Dataset items:
>>>>>

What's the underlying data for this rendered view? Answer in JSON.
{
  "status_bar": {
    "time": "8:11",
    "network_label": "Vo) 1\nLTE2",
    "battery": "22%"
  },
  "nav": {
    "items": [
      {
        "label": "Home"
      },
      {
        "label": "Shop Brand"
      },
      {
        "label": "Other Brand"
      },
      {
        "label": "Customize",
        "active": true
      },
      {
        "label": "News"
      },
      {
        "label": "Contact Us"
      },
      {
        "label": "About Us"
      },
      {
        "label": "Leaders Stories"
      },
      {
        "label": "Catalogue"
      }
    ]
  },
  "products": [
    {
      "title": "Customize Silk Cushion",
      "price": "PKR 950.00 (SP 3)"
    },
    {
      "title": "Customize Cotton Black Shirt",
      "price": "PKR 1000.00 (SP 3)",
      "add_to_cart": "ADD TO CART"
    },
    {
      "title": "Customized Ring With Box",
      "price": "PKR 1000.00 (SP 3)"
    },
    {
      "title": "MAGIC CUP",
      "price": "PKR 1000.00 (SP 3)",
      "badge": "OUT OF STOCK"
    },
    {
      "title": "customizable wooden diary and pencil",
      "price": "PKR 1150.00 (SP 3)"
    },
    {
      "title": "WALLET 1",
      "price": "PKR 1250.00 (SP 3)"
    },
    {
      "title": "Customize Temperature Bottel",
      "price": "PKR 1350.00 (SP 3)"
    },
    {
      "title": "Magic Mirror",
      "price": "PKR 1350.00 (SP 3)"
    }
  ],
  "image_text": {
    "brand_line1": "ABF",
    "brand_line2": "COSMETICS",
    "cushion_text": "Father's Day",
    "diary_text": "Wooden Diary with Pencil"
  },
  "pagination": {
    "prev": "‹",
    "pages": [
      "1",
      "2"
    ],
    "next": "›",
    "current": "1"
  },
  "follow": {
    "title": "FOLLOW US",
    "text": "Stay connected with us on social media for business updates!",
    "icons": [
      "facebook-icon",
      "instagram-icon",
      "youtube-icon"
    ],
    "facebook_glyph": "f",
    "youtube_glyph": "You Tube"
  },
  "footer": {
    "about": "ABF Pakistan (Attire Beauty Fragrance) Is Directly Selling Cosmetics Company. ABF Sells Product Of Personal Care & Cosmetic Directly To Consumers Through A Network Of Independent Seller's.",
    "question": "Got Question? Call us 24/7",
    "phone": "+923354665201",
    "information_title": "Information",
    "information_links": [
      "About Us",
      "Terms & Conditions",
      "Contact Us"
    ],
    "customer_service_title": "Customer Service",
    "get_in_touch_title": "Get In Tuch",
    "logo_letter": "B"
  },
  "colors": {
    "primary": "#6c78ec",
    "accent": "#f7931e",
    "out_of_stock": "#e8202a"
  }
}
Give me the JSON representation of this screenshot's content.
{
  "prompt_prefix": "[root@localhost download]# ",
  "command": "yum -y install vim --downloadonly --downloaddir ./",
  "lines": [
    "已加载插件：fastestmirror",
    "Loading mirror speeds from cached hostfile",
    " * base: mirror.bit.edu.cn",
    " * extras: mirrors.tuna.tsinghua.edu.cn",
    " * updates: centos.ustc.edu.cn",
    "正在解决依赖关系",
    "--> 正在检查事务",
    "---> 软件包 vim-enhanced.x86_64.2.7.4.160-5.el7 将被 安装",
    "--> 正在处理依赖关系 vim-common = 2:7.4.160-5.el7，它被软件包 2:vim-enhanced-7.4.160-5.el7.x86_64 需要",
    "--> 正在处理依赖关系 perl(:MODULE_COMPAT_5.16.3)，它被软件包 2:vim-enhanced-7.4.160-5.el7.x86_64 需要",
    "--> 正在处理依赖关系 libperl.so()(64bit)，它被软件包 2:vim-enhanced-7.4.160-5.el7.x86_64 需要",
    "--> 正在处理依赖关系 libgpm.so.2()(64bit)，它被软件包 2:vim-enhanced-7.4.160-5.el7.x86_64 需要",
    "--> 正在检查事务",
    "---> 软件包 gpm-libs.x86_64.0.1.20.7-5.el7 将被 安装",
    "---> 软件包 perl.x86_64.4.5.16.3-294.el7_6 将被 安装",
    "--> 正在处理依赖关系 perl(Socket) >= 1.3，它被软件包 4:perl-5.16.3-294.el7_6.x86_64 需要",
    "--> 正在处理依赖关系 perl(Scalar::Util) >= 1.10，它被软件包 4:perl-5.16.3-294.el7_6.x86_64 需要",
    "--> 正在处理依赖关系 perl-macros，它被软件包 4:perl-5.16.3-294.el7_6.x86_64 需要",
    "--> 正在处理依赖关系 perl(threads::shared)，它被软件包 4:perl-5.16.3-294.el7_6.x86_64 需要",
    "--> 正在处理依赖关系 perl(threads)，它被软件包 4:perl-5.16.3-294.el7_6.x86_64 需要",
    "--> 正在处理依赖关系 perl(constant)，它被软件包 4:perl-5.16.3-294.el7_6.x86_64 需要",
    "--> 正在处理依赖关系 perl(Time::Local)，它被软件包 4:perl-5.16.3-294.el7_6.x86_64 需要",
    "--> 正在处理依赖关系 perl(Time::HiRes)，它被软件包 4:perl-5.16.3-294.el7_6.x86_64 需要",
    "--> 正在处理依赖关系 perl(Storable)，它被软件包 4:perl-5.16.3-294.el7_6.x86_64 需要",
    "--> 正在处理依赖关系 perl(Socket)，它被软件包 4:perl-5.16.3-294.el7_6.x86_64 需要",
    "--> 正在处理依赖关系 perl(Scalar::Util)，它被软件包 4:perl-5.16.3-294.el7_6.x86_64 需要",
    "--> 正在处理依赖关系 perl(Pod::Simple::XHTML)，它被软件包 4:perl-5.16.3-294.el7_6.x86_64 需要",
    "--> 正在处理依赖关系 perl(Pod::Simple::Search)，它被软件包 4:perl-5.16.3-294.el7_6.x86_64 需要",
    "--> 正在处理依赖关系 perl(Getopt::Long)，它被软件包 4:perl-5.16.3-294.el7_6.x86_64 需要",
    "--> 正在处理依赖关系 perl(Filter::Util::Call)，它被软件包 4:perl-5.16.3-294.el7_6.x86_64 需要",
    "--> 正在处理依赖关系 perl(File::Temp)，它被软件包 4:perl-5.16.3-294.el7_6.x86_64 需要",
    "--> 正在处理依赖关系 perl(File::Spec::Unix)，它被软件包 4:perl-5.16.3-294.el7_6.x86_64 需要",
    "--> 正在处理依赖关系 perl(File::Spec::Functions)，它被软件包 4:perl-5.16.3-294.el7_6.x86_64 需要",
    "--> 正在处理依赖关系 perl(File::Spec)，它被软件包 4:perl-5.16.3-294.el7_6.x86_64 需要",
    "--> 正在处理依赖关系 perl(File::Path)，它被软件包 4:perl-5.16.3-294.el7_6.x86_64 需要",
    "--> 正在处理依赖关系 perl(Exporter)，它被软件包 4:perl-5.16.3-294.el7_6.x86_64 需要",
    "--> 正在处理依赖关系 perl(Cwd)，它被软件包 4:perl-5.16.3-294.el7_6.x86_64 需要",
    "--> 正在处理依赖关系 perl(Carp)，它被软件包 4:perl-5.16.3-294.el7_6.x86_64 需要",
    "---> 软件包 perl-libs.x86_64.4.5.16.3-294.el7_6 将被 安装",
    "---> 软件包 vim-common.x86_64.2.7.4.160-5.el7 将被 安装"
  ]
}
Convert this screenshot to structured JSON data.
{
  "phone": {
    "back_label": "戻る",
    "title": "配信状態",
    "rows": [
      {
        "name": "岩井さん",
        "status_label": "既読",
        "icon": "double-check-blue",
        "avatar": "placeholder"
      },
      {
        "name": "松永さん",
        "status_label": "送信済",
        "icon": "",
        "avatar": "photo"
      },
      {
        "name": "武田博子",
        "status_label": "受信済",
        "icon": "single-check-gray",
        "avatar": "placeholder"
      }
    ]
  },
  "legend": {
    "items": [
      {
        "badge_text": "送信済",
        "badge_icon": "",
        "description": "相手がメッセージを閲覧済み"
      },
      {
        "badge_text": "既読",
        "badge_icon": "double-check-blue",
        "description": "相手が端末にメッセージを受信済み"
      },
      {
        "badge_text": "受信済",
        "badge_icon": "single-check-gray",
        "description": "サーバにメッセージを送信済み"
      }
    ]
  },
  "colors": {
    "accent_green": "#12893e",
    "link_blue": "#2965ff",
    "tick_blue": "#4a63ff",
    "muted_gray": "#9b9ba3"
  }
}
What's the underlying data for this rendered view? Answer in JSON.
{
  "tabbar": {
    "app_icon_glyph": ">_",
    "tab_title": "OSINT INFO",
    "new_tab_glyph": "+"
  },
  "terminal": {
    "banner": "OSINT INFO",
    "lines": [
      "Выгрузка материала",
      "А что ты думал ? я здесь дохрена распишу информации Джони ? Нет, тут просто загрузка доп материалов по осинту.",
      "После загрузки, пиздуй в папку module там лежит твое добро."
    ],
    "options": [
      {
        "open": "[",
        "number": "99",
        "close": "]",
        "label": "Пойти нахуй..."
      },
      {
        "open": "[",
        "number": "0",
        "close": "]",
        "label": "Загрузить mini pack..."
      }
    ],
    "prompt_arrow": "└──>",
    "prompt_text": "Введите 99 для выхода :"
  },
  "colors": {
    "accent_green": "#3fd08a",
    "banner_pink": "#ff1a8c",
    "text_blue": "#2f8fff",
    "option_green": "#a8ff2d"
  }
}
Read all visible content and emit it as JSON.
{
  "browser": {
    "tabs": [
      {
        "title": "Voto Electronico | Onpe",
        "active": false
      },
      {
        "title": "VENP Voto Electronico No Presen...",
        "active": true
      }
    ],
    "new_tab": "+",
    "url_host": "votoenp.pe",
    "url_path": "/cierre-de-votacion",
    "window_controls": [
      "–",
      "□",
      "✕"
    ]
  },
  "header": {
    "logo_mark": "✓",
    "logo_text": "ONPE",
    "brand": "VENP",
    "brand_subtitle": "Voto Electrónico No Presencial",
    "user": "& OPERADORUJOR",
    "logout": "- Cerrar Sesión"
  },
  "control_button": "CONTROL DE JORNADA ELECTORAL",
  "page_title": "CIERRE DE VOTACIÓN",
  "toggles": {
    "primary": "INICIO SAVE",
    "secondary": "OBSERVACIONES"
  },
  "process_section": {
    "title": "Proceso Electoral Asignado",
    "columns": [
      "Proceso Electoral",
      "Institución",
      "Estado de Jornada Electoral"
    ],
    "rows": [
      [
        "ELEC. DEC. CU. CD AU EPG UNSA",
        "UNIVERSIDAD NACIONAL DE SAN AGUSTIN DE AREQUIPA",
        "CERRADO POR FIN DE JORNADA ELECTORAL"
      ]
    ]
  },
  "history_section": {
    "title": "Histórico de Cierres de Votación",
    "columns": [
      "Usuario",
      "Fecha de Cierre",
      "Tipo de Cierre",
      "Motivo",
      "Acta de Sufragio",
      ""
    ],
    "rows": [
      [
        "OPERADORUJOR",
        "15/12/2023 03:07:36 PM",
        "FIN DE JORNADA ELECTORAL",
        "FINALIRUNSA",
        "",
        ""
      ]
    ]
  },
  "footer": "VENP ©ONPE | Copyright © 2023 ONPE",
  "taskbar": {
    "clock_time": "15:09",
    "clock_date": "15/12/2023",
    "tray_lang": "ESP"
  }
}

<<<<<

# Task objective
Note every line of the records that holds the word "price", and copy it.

# Written answer
      "price": "PKR 950.00 (SP 3)"
      "price": "PKR 1000.00 (SP 3)",
      "price": "PKR 1000.00 (SP 3)"
      "price": "PKR 1000.00 (SP 3)",
      "price": "PKR 1150.00 (SP 3)"
      "price": "PKR 1250.00 (SP 3)"
      "price": "PKR 1350.00 (SP 3)"
      "price": "PKR 1350.00 (SP 3)"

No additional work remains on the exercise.